Task directions
Determine how many lines below include the string "kind". Reply with the number only.

_____

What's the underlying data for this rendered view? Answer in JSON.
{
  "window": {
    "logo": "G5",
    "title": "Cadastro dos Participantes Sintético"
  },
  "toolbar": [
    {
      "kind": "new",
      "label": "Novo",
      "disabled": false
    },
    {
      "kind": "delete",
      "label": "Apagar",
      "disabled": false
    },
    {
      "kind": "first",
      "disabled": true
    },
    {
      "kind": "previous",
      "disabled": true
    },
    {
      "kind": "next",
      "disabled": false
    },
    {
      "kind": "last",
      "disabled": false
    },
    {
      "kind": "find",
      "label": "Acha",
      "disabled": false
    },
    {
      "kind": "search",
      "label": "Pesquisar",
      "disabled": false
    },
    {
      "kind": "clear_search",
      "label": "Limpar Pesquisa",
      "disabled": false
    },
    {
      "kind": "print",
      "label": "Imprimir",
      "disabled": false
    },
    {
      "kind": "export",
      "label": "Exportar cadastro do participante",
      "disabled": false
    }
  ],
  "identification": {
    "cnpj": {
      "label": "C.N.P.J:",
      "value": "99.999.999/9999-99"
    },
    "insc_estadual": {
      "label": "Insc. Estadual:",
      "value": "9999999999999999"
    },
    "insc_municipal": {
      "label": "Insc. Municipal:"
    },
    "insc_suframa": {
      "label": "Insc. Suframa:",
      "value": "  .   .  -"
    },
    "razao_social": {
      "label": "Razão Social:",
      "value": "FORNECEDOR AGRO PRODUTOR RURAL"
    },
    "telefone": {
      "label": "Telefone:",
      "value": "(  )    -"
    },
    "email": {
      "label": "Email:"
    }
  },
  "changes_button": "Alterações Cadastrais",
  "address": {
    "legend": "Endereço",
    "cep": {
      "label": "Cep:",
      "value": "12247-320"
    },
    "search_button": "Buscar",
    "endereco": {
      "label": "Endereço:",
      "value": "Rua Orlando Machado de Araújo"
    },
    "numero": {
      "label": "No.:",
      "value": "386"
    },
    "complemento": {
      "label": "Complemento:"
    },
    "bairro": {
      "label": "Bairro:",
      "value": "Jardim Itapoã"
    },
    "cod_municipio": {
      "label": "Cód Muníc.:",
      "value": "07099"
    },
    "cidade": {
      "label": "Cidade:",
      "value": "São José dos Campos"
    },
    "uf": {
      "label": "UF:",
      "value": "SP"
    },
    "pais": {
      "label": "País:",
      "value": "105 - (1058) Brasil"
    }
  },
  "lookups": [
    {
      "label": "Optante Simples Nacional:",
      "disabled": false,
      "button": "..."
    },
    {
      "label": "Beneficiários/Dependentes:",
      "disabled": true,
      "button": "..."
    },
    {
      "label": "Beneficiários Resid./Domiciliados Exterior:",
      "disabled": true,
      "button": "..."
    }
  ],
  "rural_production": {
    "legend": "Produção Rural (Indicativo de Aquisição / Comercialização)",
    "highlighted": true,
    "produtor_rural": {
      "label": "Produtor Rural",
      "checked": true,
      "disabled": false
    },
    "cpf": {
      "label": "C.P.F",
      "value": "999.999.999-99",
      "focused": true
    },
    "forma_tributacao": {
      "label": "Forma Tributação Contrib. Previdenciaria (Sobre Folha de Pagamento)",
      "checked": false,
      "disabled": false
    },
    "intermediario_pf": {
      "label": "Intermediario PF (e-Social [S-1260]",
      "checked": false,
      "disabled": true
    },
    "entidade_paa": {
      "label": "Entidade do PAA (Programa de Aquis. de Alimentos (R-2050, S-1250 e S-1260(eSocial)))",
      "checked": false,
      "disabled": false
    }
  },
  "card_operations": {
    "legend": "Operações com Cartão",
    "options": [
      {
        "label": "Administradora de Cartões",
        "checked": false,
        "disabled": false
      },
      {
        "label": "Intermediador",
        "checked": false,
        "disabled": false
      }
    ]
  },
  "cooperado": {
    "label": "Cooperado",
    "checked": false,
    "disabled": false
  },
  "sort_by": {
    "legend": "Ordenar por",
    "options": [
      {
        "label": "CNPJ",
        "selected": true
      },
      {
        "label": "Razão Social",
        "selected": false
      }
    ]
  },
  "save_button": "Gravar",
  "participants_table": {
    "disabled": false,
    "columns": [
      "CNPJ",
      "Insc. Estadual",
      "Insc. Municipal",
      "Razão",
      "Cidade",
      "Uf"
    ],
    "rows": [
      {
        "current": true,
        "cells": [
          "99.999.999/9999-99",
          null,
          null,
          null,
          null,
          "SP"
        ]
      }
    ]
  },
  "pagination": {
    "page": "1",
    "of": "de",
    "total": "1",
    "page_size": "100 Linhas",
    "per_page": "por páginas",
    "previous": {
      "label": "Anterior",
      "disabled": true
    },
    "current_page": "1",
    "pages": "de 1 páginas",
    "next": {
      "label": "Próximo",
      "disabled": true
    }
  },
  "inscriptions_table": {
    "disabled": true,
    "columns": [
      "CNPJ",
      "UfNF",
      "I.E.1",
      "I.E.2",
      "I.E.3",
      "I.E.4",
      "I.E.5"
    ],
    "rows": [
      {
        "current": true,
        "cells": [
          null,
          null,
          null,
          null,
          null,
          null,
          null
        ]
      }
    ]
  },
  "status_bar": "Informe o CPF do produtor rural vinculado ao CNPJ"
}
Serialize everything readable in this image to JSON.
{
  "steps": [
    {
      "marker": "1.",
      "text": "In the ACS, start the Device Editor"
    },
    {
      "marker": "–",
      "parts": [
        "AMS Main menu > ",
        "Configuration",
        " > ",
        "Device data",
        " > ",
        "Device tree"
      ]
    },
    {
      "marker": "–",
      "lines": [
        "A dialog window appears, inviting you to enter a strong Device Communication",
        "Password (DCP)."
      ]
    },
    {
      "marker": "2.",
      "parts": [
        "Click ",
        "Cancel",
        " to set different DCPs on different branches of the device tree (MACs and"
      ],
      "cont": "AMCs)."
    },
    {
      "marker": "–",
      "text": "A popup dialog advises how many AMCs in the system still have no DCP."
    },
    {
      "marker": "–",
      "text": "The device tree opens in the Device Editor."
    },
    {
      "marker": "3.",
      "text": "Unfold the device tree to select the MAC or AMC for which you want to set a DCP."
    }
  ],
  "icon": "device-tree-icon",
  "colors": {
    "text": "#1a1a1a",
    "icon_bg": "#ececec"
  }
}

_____

Task answer
11